It may sound a little strange to get excited about purchasing a bird we have just eaten copious amounts of and may be sick of the sight of. However, we Brits like to savor slices of the white, moist meat for our Christmas Day dinner. It is a British tradition.
Traditions—the passing on of customs or beliefs from generation to generation—are important.
Christmas is a time to wonder, believe, and observe our traditions.
And so, my husband and I add to our American Christmas some UK customs that my parents and grandparents have practiced for decades, and British families and English monarchs have observed for centuries.
For this reason, I presumed turkeys were native to Europe. But, they originate from Mexico. A British explorer to the Americas took an interest in these wild, gobbling birds and herded some on board his ship and brought them to England during the 1500s.
Henry’s choice of Mexican fowl for his Christmas celebration did not make an immediate impact. It wasn’t until the late 1800s that Edward VII, eldest son of Queen Victoria, made turkey a trendy choice for his Christmas Day banquet. Food fads existed even then.
By the 1950s turkey became less of a luxury for only the upper classes and more commonplace for the ordinary family’s Christmas table. However, it has not lost popularity with the royals.

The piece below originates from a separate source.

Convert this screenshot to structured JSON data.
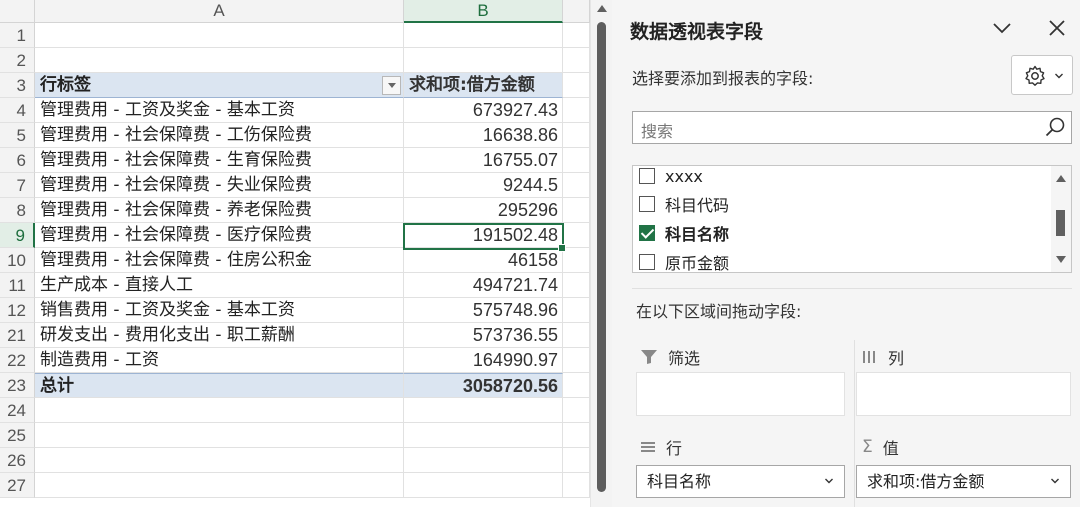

Roasted turkey with all the trimmings— sprouts, parsnips, cranberry sauce, chestnut stuffing, bread sauce, gravy, chipolata sausages wrapped in bacon, roast potatoes—is a tradition for present-day royals, too.
Queen Elizabeth always spends Christmas on her Sandringham estate, not far from where I grew up. She begins her Christmas morning by attending the small church in the grounds. Next, she shares the turkey dinner with her family, and then at 3:00pm her annual Christmas Day speech is broadcast to the nation.
Her majesty’s subjects, stuffed like turkeys themselves by this point, settle down in front of the television to watch their monarch and hear her words of wisdom, compassion for her citizens, and a proclamation of her Christian faith.
You may not be eating turkey like a British monarch this Christmas, but if you catch the Queen’s Christmas Day speech. you’ll be in for a royal treat. Watch the message from last year. It’s worth listening until the end.
Do you have any special family customs that you enjoy during the holidays?